THE DATA: Begin
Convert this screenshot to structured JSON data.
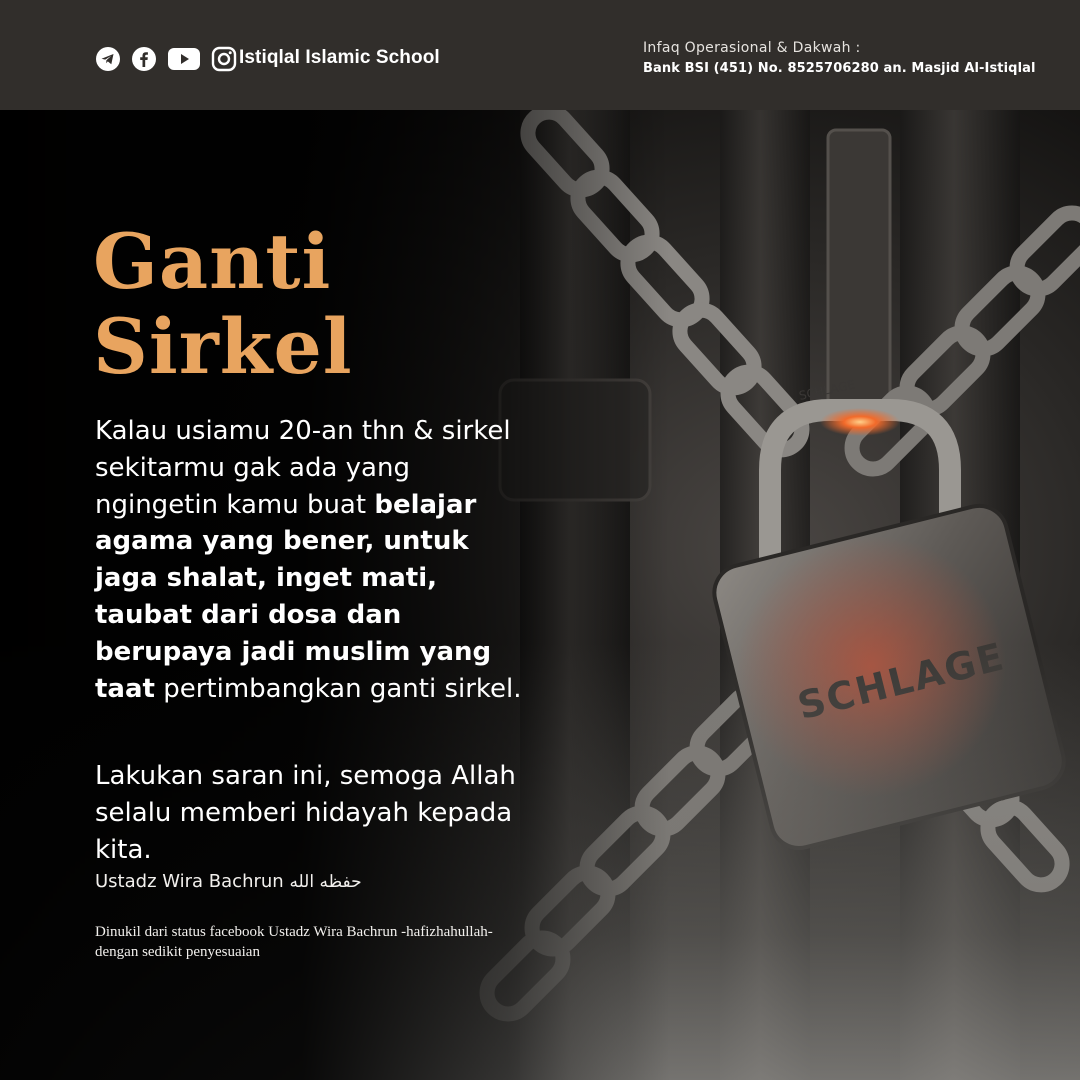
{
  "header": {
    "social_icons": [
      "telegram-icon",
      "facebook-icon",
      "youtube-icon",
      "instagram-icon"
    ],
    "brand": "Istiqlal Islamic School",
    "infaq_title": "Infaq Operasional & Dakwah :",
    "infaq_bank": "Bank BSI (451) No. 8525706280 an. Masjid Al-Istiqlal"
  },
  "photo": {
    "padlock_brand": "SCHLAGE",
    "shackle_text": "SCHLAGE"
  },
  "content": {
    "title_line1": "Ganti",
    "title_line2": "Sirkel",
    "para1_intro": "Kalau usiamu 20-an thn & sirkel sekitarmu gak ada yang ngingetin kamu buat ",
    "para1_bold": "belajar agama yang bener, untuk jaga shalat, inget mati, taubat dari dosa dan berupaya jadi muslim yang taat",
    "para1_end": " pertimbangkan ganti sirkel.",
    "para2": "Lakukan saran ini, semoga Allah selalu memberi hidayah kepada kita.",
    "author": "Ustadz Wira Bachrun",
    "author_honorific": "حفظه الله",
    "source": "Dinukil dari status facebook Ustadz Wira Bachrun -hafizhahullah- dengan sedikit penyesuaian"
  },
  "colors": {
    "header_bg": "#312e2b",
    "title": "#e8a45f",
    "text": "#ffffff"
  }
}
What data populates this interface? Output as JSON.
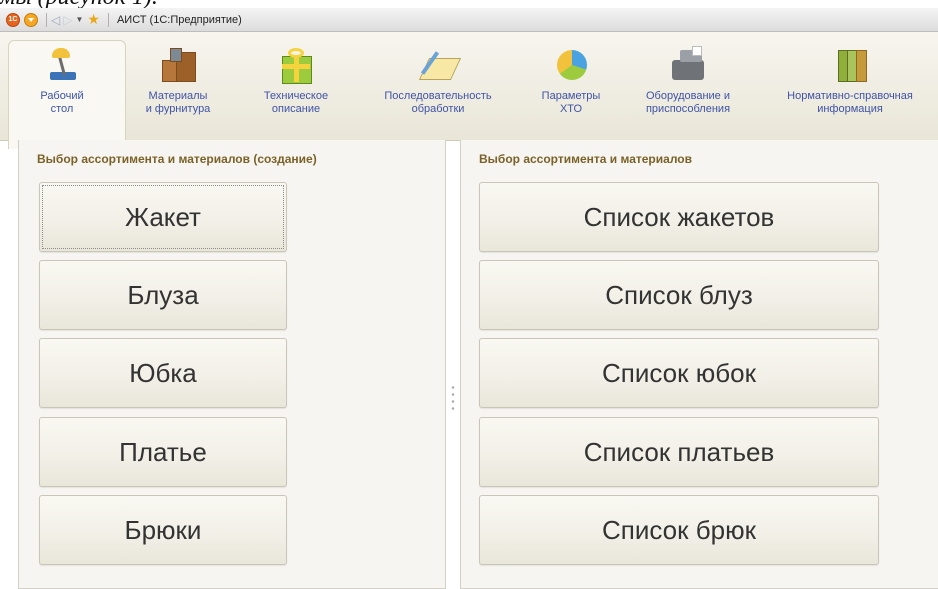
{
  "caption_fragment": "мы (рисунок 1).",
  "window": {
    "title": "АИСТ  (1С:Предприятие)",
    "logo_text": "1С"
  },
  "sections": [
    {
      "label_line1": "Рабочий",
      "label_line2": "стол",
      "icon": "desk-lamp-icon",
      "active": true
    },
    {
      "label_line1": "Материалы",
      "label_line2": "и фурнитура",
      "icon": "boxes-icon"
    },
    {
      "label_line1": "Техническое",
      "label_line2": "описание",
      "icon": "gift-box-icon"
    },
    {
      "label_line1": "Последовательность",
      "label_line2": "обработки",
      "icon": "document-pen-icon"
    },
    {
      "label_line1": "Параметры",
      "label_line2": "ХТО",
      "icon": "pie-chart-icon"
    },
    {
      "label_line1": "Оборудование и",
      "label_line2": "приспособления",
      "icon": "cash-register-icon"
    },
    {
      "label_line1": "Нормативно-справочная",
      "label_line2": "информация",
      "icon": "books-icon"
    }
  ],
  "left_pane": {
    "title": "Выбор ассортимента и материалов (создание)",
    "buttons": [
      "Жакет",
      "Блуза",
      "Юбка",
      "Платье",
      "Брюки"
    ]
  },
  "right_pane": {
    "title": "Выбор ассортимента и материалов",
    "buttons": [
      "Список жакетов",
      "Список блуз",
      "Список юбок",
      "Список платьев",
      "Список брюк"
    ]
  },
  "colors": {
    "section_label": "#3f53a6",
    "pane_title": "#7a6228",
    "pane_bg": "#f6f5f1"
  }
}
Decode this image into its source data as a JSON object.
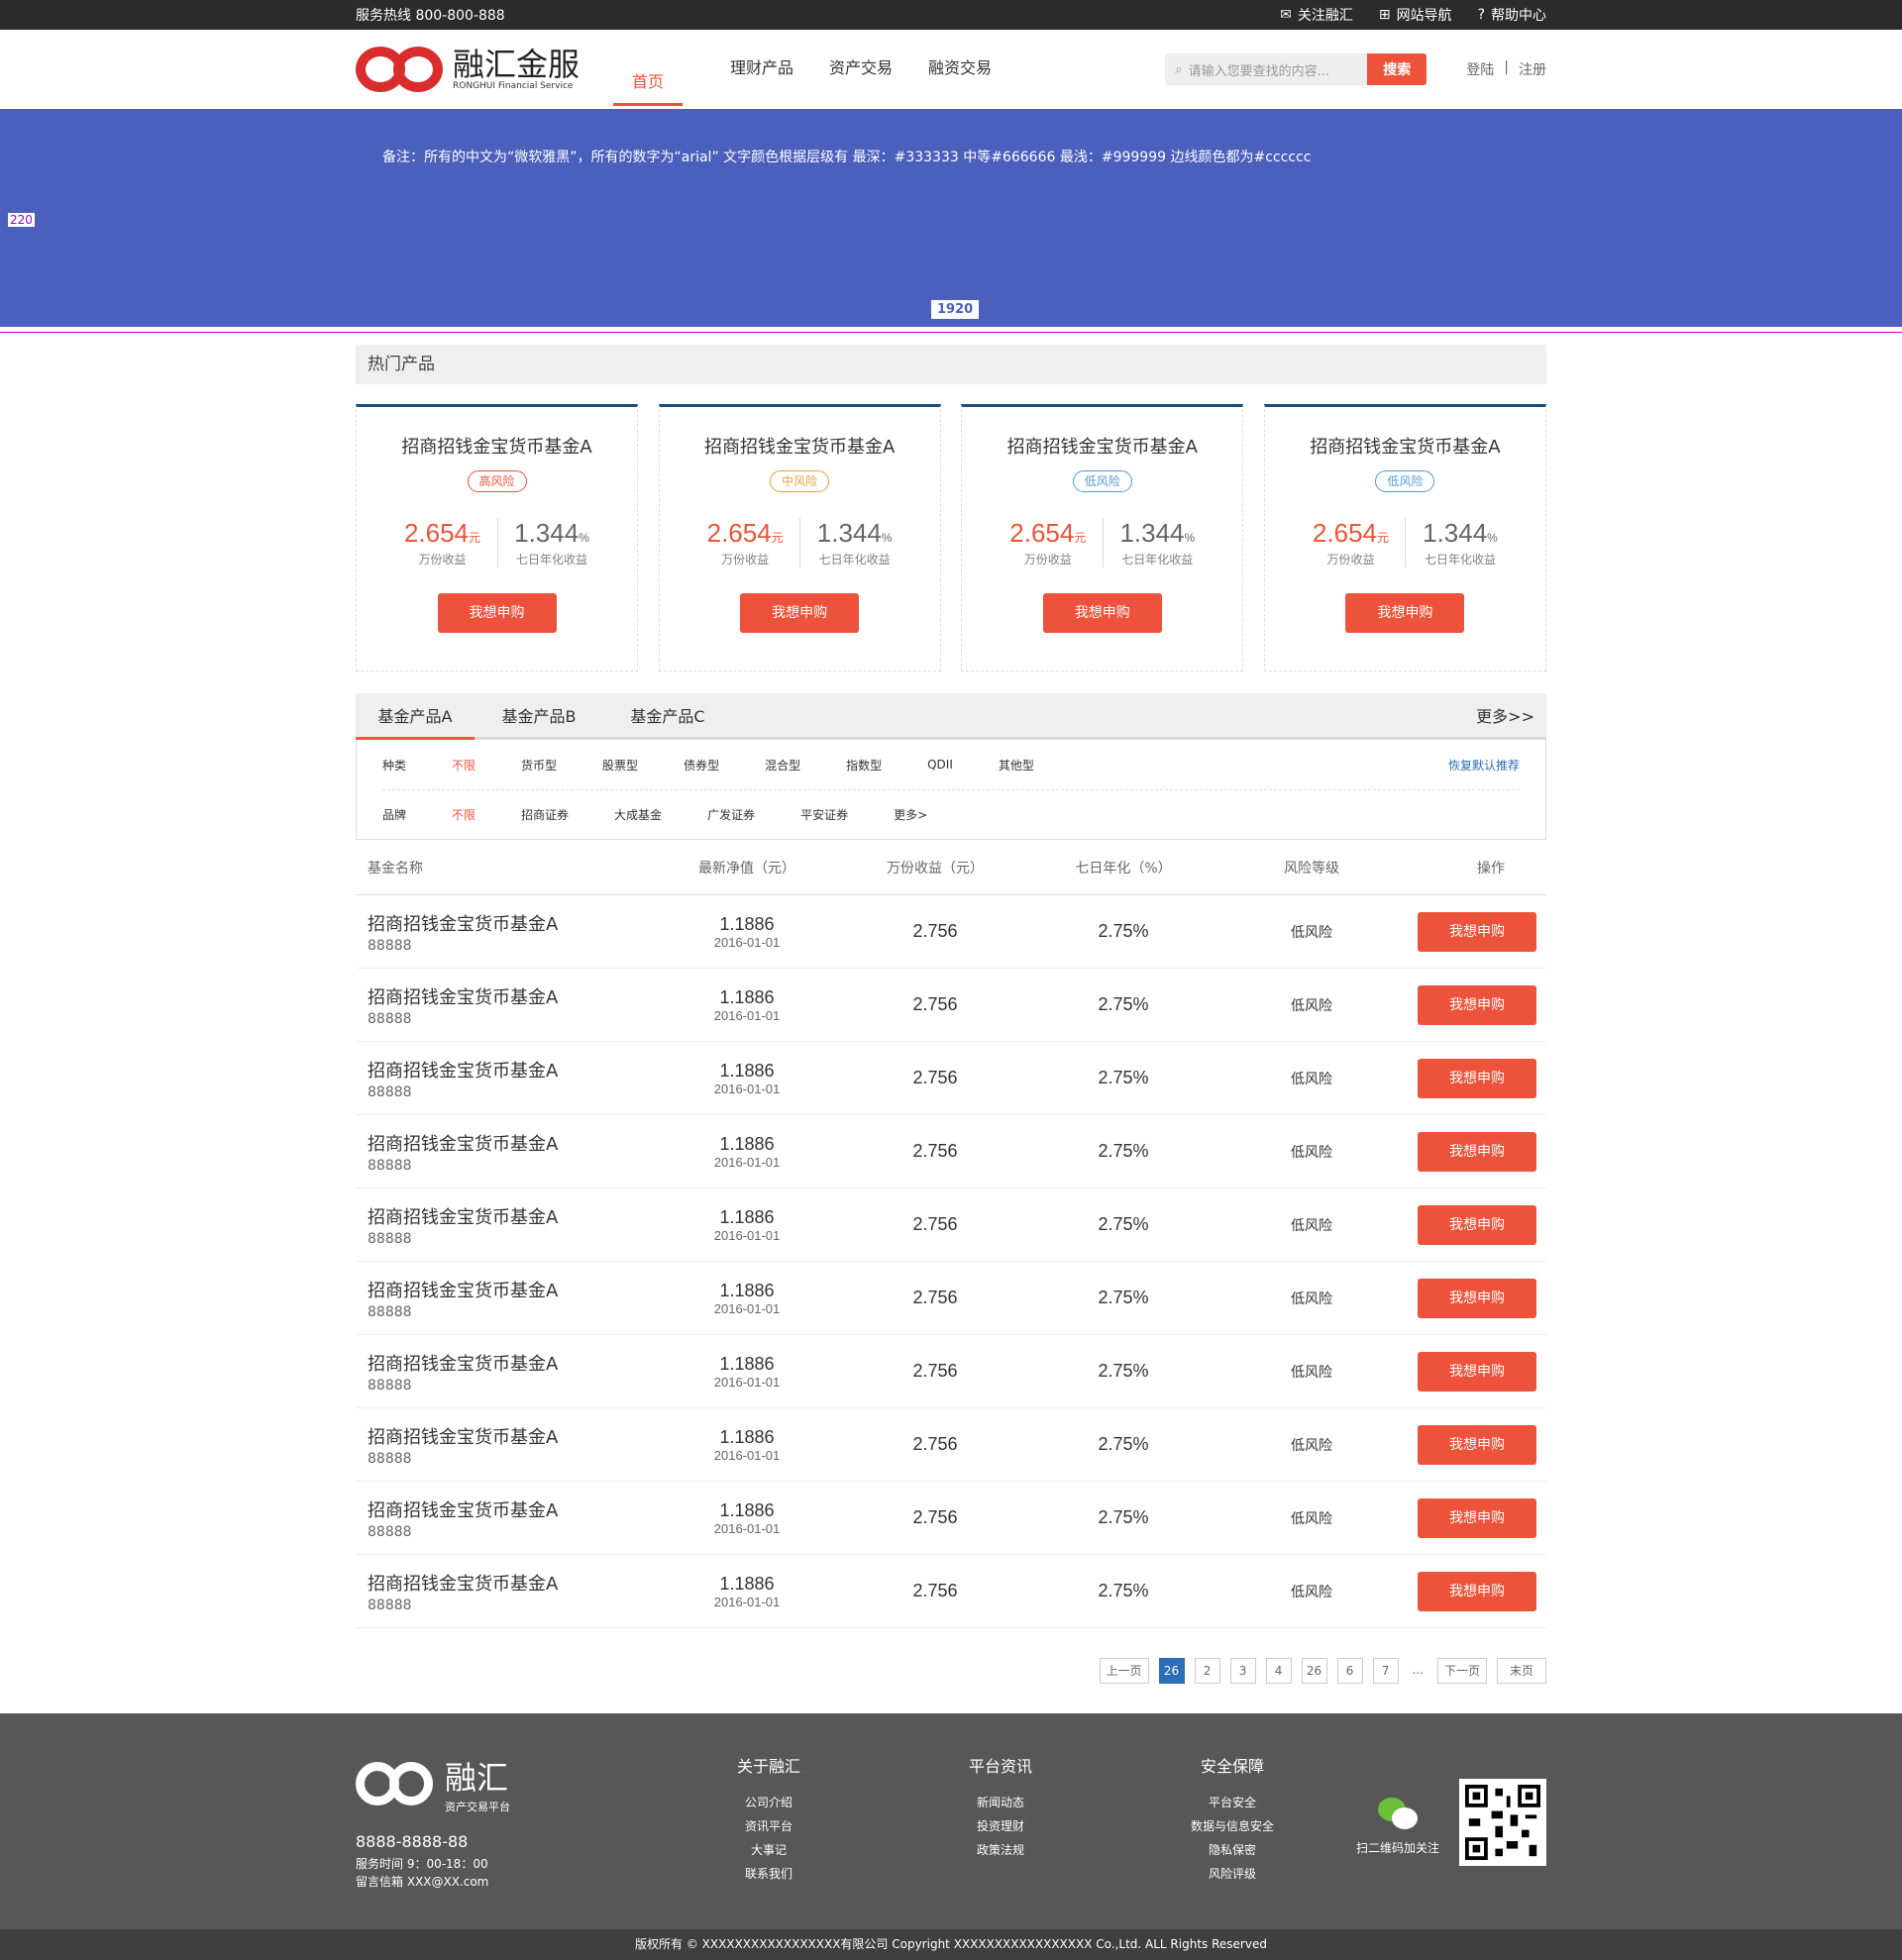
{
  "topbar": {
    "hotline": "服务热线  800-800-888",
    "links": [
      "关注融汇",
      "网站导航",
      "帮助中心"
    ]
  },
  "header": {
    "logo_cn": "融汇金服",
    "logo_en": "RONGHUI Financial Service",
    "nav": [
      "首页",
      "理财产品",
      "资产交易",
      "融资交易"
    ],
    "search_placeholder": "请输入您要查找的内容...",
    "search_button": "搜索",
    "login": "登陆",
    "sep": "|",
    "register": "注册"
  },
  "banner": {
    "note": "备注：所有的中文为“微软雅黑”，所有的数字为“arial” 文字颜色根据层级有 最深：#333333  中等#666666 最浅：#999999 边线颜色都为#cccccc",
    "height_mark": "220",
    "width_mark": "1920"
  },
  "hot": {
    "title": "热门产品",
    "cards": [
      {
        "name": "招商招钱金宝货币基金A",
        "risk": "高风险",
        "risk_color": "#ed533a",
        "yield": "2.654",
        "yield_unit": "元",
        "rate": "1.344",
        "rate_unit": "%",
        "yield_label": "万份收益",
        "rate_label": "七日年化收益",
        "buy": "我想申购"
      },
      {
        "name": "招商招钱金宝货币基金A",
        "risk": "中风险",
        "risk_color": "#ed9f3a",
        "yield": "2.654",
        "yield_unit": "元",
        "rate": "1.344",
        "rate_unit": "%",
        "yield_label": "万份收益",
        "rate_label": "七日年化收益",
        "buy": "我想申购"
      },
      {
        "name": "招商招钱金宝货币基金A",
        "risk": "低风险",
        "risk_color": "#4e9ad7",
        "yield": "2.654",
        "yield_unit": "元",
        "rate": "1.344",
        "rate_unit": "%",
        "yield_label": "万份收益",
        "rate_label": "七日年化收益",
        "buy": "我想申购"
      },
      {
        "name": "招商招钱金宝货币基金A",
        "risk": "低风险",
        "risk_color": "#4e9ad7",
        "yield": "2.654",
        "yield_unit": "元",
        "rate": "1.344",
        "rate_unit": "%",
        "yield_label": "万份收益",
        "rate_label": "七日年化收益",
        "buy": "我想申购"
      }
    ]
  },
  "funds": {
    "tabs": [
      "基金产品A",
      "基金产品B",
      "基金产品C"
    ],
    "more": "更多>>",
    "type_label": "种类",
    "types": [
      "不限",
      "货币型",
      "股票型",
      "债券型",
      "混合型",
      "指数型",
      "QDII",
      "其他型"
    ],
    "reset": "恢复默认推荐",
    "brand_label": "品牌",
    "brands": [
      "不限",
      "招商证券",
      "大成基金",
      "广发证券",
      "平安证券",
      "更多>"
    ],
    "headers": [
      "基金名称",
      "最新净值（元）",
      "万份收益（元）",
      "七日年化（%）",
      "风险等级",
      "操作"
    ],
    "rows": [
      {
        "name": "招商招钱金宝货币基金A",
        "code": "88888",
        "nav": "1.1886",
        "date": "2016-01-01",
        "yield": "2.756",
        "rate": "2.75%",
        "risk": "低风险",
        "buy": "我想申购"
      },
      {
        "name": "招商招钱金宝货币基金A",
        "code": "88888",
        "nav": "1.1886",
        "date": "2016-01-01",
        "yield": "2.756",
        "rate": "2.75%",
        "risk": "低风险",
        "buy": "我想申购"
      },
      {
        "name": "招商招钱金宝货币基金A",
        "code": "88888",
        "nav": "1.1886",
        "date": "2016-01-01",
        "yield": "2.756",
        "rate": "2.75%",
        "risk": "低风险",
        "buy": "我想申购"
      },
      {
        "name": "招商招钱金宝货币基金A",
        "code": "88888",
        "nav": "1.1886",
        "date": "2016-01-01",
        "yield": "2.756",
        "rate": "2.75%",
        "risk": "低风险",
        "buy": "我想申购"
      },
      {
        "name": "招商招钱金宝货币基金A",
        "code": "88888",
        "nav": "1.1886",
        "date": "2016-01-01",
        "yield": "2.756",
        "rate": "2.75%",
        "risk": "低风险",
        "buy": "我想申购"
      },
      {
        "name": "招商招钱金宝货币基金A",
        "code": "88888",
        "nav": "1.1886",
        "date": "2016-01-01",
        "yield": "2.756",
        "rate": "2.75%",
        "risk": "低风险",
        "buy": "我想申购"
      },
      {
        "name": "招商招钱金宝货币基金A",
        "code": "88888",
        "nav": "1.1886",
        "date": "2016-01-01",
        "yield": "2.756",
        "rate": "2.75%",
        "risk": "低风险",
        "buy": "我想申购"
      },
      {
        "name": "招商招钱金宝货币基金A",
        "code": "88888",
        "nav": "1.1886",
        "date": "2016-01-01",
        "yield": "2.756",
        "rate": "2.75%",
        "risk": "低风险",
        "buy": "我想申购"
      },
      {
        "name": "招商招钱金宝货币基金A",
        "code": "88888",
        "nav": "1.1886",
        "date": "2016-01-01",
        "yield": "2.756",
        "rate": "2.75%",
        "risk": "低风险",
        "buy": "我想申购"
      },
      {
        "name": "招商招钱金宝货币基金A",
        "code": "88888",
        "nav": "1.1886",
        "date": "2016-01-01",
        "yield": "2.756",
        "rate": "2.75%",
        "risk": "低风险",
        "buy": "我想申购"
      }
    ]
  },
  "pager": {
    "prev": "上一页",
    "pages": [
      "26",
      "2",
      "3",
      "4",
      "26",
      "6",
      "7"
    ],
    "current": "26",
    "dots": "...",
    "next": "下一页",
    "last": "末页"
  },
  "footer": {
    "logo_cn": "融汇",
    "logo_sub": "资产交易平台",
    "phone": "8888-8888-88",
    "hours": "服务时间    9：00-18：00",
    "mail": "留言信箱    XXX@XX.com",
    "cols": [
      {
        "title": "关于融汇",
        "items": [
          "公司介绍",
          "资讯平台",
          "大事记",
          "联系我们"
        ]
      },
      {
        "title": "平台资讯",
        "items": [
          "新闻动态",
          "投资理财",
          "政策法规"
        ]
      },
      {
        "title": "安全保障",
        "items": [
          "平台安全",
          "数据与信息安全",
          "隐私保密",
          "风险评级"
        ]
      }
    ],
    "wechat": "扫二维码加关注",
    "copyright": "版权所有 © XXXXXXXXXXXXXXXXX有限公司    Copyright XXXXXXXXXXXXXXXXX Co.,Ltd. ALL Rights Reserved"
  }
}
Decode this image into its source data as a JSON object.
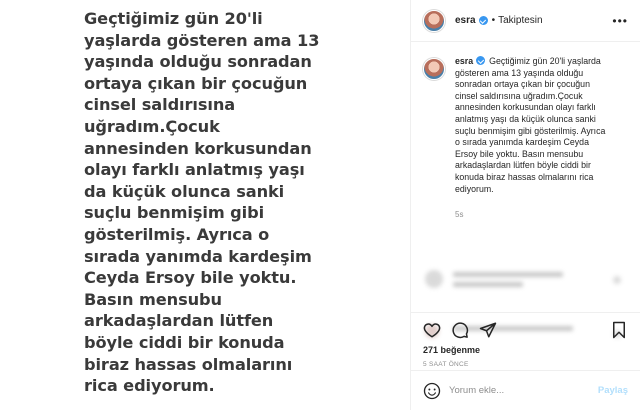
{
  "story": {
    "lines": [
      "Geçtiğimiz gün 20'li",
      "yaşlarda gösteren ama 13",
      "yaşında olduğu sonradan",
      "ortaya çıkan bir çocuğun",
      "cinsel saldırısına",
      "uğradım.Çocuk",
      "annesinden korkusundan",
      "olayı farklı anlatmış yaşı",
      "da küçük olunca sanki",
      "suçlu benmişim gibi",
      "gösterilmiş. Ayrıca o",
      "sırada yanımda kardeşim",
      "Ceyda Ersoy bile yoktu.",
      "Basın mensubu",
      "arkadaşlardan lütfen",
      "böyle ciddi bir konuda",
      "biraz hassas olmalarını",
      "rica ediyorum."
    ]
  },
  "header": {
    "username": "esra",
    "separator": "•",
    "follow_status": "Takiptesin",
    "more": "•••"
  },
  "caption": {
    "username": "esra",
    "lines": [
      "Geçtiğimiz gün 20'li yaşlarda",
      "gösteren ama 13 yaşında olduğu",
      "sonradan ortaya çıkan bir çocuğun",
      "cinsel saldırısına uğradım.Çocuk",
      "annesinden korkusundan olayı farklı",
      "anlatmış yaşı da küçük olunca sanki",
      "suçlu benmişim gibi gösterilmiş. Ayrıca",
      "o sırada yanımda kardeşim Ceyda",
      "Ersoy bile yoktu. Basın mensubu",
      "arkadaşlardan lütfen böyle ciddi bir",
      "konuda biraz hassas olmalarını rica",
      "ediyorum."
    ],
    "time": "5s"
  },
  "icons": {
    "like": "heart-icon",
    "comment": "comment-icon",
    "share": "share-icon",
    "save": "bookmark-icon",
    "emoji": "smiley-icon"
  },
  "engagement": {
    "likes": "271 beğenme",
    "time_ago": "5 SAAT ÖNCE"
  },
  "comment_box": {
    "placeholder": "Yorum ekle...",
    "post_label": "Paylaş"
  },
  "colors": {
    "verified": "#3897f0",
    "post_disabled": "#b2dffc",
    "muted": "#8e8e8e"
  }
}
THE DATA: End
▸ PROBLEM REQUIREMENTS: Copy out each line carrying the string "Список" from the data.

▸ FINISHED EXERCISE:
      "Список жакетов",
      "Список блуз",
      "Список юбок",
      "Список платьев",
      "Список брюк"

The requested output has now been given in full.